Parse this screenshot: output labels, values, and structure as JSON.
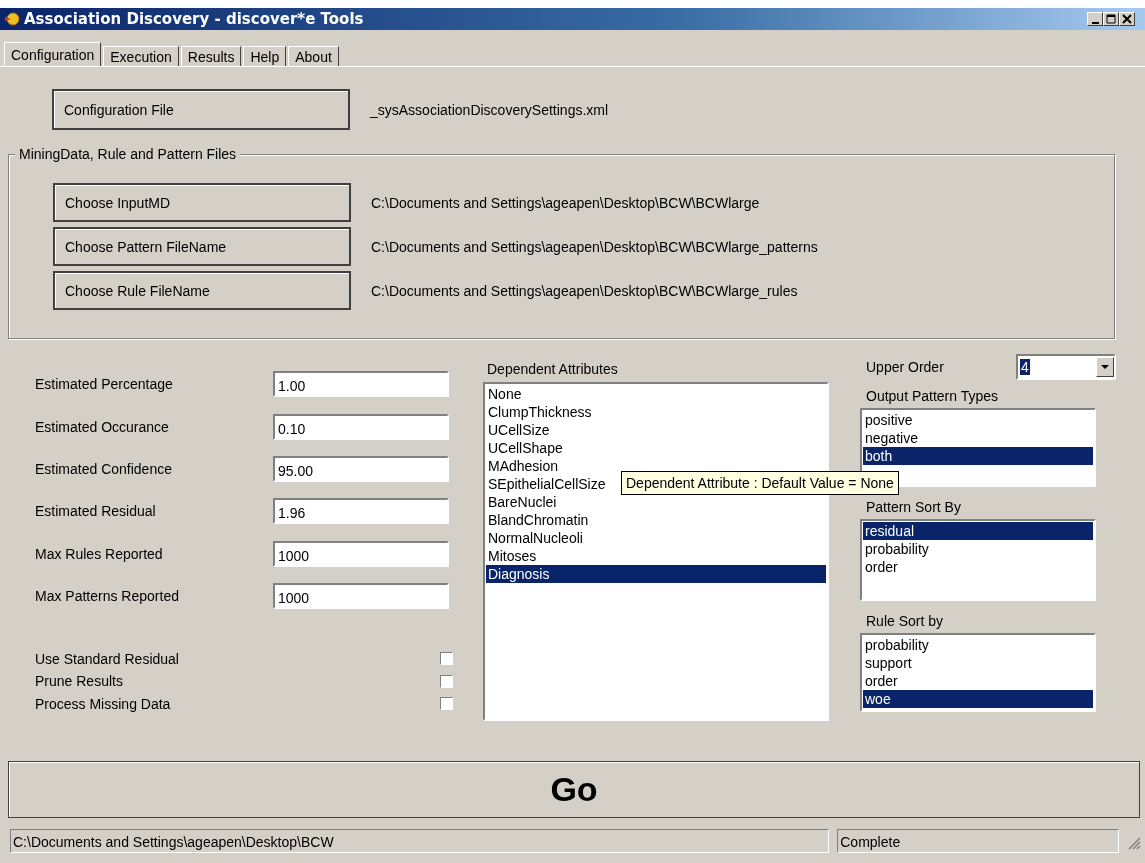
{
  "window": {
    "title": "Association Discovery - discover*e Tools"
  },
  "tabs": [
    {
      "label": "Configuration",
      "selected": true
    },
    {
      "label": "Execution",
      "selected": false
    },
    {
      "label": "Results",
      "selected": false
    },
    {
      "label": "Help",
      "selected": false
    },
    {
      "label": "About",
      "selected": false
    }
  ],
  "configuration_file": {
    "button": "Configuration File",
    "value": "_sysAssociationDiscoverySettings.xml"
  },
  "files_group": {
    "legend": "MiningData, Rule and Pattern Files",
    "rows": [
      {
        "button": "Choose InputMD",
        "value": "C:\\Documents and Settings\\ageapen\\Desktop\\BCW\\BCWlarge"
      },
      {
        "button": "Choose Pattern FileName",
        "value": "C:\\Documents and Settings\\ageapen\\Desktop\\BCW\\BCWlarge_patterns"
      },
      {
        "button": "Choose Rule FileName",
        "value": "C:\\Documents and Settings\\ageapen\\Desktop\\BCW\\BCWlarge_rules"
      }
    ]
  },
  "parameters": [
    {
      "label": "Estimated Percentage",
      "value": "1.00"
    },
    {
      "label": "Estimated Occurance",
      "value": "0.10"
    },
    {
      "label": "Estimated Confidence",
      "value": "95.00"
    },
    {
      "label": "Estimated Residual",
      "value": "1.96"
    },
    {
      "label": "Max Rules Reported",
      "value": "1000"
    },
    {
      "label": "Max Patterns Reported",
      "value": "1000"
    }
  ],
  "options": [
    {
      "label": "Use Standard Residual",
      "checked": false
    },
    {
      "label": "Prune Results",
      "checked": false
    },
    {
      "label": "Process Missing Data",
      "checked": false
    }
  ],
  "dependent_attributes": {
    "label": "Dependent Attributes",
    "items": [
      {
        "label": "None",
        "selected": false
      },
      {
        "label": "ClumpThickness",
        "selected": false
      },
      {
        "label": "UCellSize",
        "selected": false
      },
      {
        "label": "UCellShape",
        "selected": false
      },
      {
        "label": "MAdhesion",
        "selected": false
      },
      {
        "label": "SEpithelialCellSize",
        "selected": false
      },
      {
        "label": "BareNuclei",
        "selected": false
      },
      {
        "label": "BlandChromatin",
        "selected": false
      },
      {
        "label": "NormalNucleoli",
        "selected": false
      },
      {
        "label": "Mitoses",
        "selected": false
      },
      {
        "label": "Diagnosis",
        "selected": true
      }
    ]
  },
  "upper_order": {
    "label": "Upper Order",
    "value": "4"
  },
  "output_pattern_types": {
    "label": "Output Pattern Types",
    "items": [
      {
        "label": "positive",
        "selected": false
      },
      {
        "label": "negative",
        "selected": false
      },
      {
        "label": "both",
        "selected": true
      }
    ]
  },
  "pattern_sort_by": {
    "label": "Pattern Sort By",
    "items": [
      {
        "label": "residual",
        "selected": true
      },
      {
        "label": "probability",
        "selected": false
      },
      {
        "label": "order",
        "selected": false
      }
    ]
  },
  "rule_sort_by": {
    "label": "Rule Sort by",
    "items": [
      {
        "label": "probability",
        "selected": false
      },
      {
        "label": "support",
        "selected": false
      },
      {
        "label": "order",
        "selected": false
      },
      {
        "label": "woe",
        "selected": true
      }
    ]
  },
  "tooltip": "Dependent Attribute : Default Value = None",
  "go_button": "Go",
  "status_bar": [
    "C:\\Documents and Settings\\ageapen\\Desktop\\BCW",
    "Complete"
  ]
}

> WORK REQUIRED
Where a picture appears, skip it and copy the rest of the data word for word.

> RESULT OF THE EXERCISE
Parse this screenshot: output labels, values, and structure as JSON.
{
  "window": {
    "title": "Association Discovery - discover*e Tools"
  },
  "tabs": [
    {
      "label": "Configuration",
      "selected": true
    },
    {
      "label": "Execution",
      "selected": false
    },
    {
      "label": "Results",
      "selected": false
    },
    {
      "label": "Help",
      "selected": false
    },
    {
      "label": "About",
      "selected": false
    }
  ],
  "configuration_file": {
    "button": "Configuration File",
    "value": "_sysAssociationDiscoverySettings.xml"
  },
  "files_group": {
    "legend": "MiningData, Rule and Pattern Files",
    "rows": [
      {
        "button": "Choose InputMD",
        "value": "C:\\Documents and Settings\\ageapen\\Desktop\\BCW\\BCWlarge"
      },
      {
        "button": "Choose Pattern FileName",
        "value": "C:\\Documents and Settings\\ageapen\\Desktop\\BCW\\BCWlarge_patterns"
      },
      {
        "button": "Choose Rule FileName",
        "value": "C:\\Documents and Settings\\ageapen\\Desktop\\BCW\\BCWlarge_rules"
      }
    ]
  },
  "parameters": [
    {
      "label": "Estimated Percentage",
      "value": "1.00"
    },
    {
      "label": "Estimated Occurance",
      "value": "0.10"
    },
    {
      "label": "Estimated Confidence",
      "value": "95.00"
    },
    {
      "label": "Estimated Residual",
      "value": "1.96"
    },
    {
      "label": "Max Rules Reported",
      "value": "1000"
    },
    {
      "label": "Max Patterns Reported",
      "value": "1000"
    }
  ],
  "options": [
    {
      "label": "Use Standard Residual",
      "checked": false
    },
    {
      "label": "Prune Results",
      "checked": false
    },
    {
      "label": "Process Missing Data",
      "checked": false
    }
  ],
  "dependent_attributes": {
    "label": "Dependent Attributes",
    "items": [
      {
        "label": "None",
        "selected": false
      },
      {
        "label": "ClumpThickness",
        "selected": false
      },
      {
        "label": "UCellSize",
        "selected": false
      },
      {
        "label": "UCellShape",
        "selected": false
      },
      {
        "label": "MAdhesion",
        "selected": false
      },
      {
        "label": "SEpithelialCellSize",
        "selected": false
      },
      {
        "label": "BareNuclei",
        "selected": false
      },
      {
        "label": "BlandChromatin",
        "selected": false
      },
      {
        "label": "NormalNucleoli",
        "selected": false
      },
      {
        "label": "Mitoses",
        "selected": false
      },
      {
        "label": "Diagnosis",
        "selected": true
      }
    ]
  },
  "upper_order": {
    "label": "Upper Order",
    "value": "4"
  },
  "output_pattern_types": {
    "label": "Output Pattern Types",
    "items": [
      {
        "label": "positive",
        "selected": false
      },
      {
        "label": "negative",
        "selected": false
      },
      {
        "label": "both",
        "selected": true
      }
    ]
  },
  "pattern_sort_by": {
    "label": "Pattern Sort By",
    "items": [
      {
        "label": "residual",
        "selected": true
      },
      {
        "label": "probability",
        "selected": false
      },
      {
        "label": "order",
        "selected": false
      }
    ]
  },
  "rule_sort_by": {
    "label": "Rule Sort by",
    "items": [
      {
        "label": "probability",
        "selected": false
      },
      {
        "label": "support",
        "selected": false
      },
      {
        "label": "order",
        "selected": false
      },
      {
        "label": "woe",
        "selected": true
      }
    ]
  },
  "tooltip": "Dependent Attribute : Default Value = None",
  "go_button": "Go",
  "status_bar": [
    "C:\\Documents and Settings\\ageapen\\Desktop\\BCW",
    "Complete"
  ]
}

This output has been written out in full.